A Pilot Investigational Study: Treatment of Anxiety With Non-Needle Electro-Acupuncture
The purpose of this study is to determine the effects of non-needle electro-acupuncture on mild to moderate anxiety. The hypothesis is that this style of treatment will reduce state anxiety and not trait anxiety as measured by the Spielberger STAI test.
Anxiety, Mild to Moderate
Device: HANS non-needle acupuncture
Procedure: Stimulation of two acupuncture points bi-lateral
|Study Design:||Allocation: Non-Randomized
Endpoint Classification: Efficacy Study
Intervention Model: Single Group Assignment
Masking: Open Label
Primary Purpose: Treatment
- Spielberger STAI test
|Study Start Date:||June 2006|
|Study Completion Date:||December 2006|
|Primary Completion Date:||December 2006 (Final data collection date for primary outcome measure)|
Persistent and unrelenting stress is defined as anxiety. Anxiety disorders are among the most common mental disorders in society. The NIH estimates that nearly 200 million Americans suffer from anxiety. Anxiety disorders are associated with a lower quality of life, functional impairment and disability, and are also associated with co-morbid physical illness.
Acupuncture, one form of complementary and alternative medicine, has been used to treat anxiety. Non-needle acupuncture is one of the safest methods, with none to rare side effects.
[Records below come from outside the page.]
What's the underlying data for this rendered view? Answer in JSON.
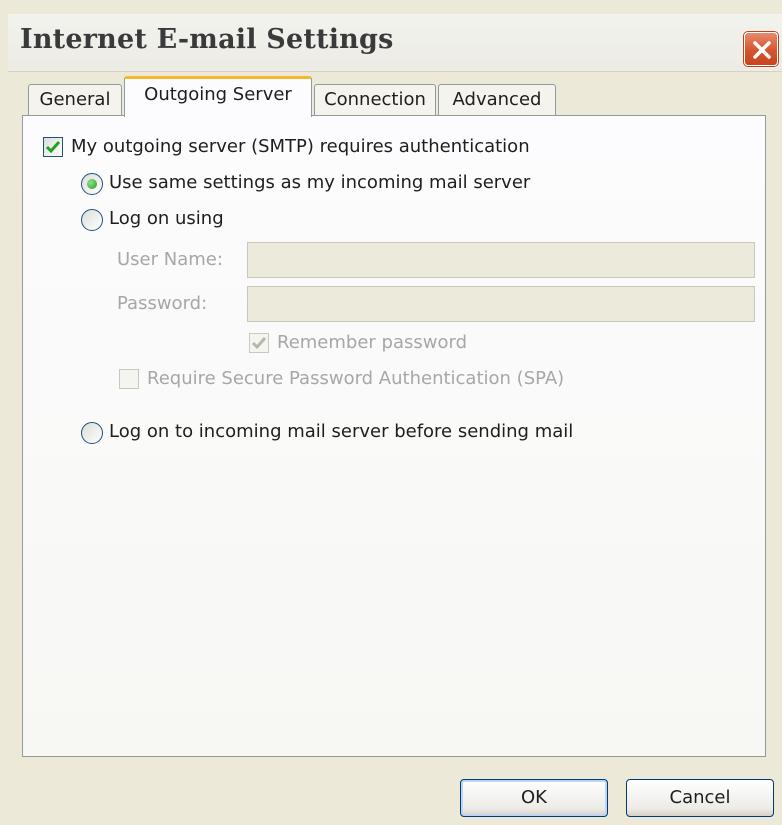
{
  "window": {
    "title": "Internet E-mail Settings",
    "close_icon": "close-x-icon"
  },
  "tabs": [
    {
      "label": "General",
      "selected": false
    },
    {
      "label": "Outgoing Server",
      "selected": true
    },
    {
      "label": "Connection",
      "selected": false
    },
    {
      "label": "Advanced",
      "selected": false
    }
  ],
  "outgoing": {
    "smtp_auth": {
      "label": "My outgoing server (SMTP) requires authentication",
      "checked": true
    },
    "same_settings": {
      "label": "Use same settings as my incoming mail server",
      "selected": true
    },
    "log_on_using": {
      "label": "Log on using",
      "selected": false
    },
    "username": {
      "label": "User Name:",
      "value": "",
      "enabled": false
    },
    "password": {
      "label": "Password:",
      "value": "",
      "enabled": false
    },
    "remember_password": {
      "label": "Remember password",
      "checked": true,
      "enabled": false
    },
    "spa": {
      "label": "Require Secure Password Authentication (SPA)",
      "checked": false,
      "enabled": false
    },
    "log_on_incoming_first": {
      "label": "Log on to incoming mail server before sending mail",
      "selected": false
    }
  },
  "buttons": {
    "ok": "OK",
    "cancel": "Cancel"
  },
  "colors": {
    "dialog_bg": "#ece9d8",
    "active_tab_accent": "#f4b82e",
    "close_button": "#d5542e",
    "checkmark": "#21a121",
    "disabled_text": "#a7a6aa"
  }
}
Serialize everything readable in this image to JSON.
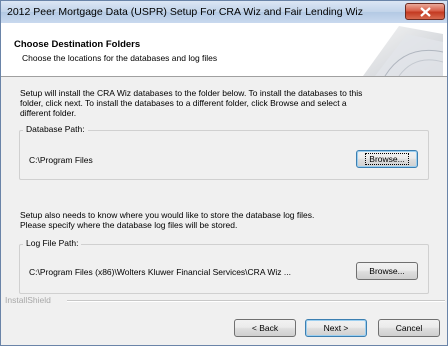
{
  "window": {
    "title": "2012 Peer Mortgage Data (USPR) Setup For CRA Wiz and Fair Lending Wiz"
  },
  "header": {
    "title": "Choose Destination Folders",
    "subtitle": "Choose the locations for the databases and log files"
  },
  "intro": {
    "line1": "Setup will install the CRA Wiz databases to the folder below.  To install the databases to this",
    "line2": "folder, click next.  To install the databases to a different folder, click Browse and select a",
    "line3": "different folder."
  },
  "database": {
    "label": "Database Path:",
    "path": "C:\\Program Files",
    "browse_label": "Browse..."
  },
  "log_intro": {
    "line1": "Setup also needs to know where you would like to store the database log files.",
    "line2": "Please specify where the database log files will be stored."
  },
  "log": {
    "label": "Log File Path:",
    "path": "C:\\Program Files (x86)\\Wolters Kluwer Financial Services\\CRA Wiz ...",
    "browse_label": "Browse..."
  },
  "footer": {
    "brand": "InstallShield",
    "back_label": "< Back",
    "next_label": "Next >",
    "cancel_label": "Cancel"
  }
}
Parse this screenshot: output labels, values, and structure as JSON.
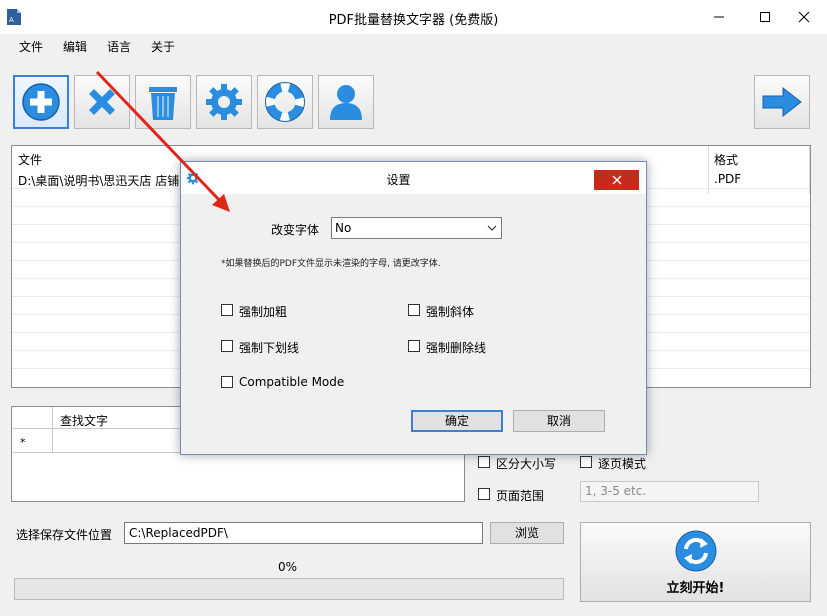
{
  "window": {
    "title": "PDF批量替换文字器 (免费版)"
  },
  "menu": {
    "items": [
      "文件",
      "编辑",
      "语言",
      "关于"
    ]
  },
  "file_list": {
    "columns": [
      "文件",
      "格式"
    ],
    "rows": [
      {
        "file": "D:\\桌面\\说明书\\思迅天店 店铺",
        "format": ".PDF"
      }
    ]
  },
  "find_table": {
    "column": "查找文字",
    "new_row_marker": "*"
  },
  "options": {
    "case_label": "区分大小写",
    "page_mode_label": "逐页模式",
    "page_range_label": "页面范围",
    "page_range_placeholder": "1, 3-5 etc."
  },
  "save": {
    "label": "选择保存文件位置",
    "path": "C:\\ReplacedPDF\\",
    "browse_label": "浏览"
  },
  "progress": {
    "percent_text": "0%",
    "value": 0
  },
  "start_button": {
    "label": "立刻开始!"
  },
  "dialog": {
    "title": "设置",
    "font_label": "改变字体",
    "font_value": "No",
    "note": "*如果替换后的PDF文件显示未渲染的字母, 请更改字体.",
    "bold_label": "强制加粗",
    "italic_label": "强制斜体",
    "underline_label": "强制下划线",
    "strike_label": "强制删除线",
    "compat_label": "Compatible Mode",
    "ok_label": "确定",
    "cancel_label": "取消"
  },
  "colors": {
    "accent": "#2b7fd6",
    "close": "#c42b1c",
    "arrow": "#e0251b"
  }
}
This method has been studied in China (Han 1986) and America (Ulett 1998) Pre-intervention testing, then three treatments within one week, will be followed by post intervention testing.
|United States, Missouri|
|Logan College of Chirpractic|
|Chesterfield, Missouri, United States, 63017|
|Principal Investigator:||David V. Beavers, DC||Logan College of Chiropractic|